### Exercise
Below are records. Count every line containing the word "Printer" and give the number alone.

### Data to process
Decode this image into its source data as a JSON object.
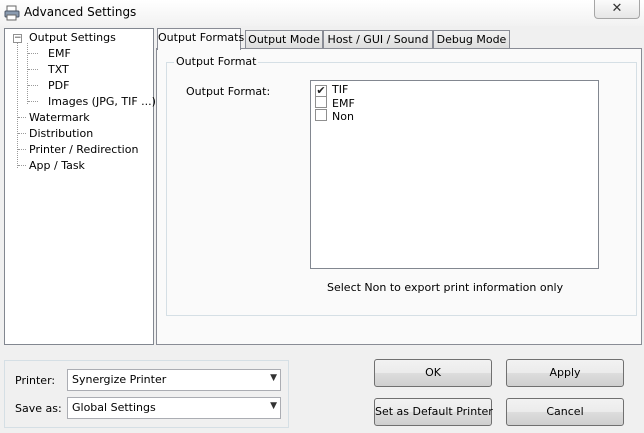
{
  "window": {
    "title": "Advanced Settings",
    "close_glyph": "✕"
  },
  "tree": {
    "root_label": "Output Settings",
    "expander_glyph": "−",
    "children": [
      "EMF",
      "TXT",
      "PDF",
      "Images (JPG, TIF ...)"
    ],
    "items": [
      "Watermark",
      "Distribution",
      "Printer / Redirection",
      "App / Task"
    ]
  },
  "tabs": [
    "Output Formats",
    "Output Mode",
    "Host /  GUI / Sound",
    "Debug Mode"
  ],
  "active_tab": 0,
  "output_format": {
    "group_title": "Output Format",
    "label": "Output Format:",
    "options": [
      {
        "label": "TIF",
        "checked": true
      },
      {
        "label": "EMF",
        "checked": false
      },
      {
        "label": "Non",
        "checked": false
      }
    ],
    "note": "Select Non to export print information only"
  },
  "bottom": {
    "printer_label": "Printer:",
    "printer_value": "Synergize Printer",
    "saveas_label": "Save as:",
    "saveas_value": "Global Settings"
  },
  "buttons": {
    "ok": "OK",
    "apply": "Apply",
    "set_default": "Set as Default Printer",
    "cancel": "Cancel"
  },
  "colors": {
    "check_mark": "#222222",
    "border": "#898c95"
  }
}
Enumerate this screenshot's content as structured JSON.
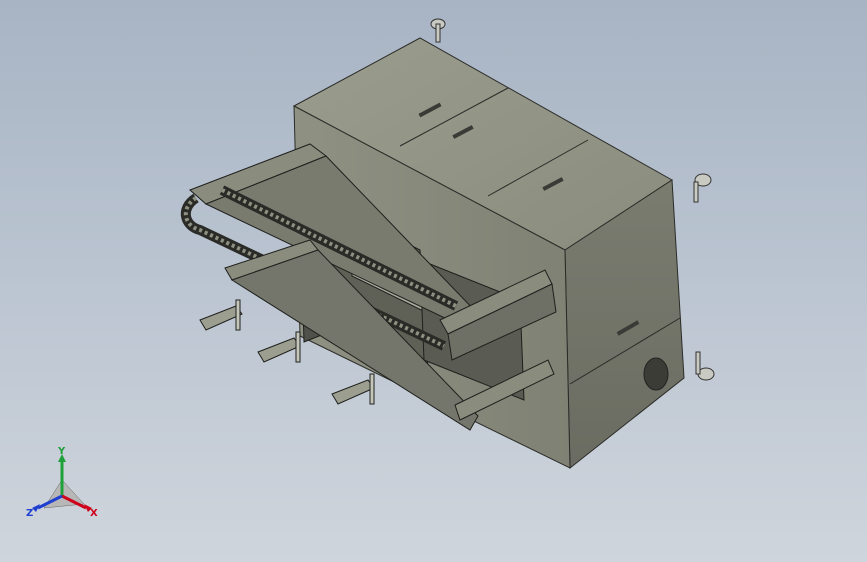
{
  "viewport": {
    "background_top": "#a8b4c4",
    "background_bottom": "#cfd5dc",
    "model_colors": {
      "body": "#8e9082",
      "body_dark": "#6f7166",
      "body_light": "#a6a899",
      "edge": "#2b2c28"
    }
  },
  "triad": {
    "x_label": "X",
    "y_label": "Y",
    "z_label": "Z",
    "x_color": "#d0021b",
    "y_color": "#1fa13a",
    "z_color": "#1f3fd0"
  }
}
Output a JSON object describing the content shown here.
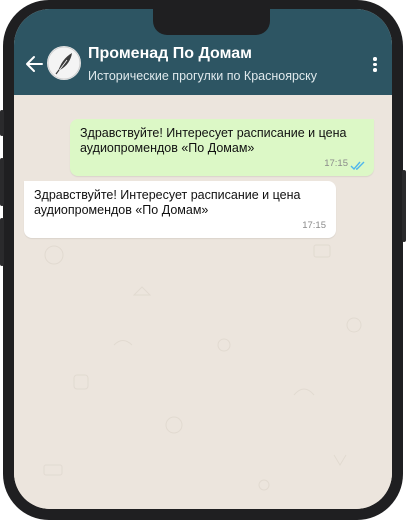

### Result
4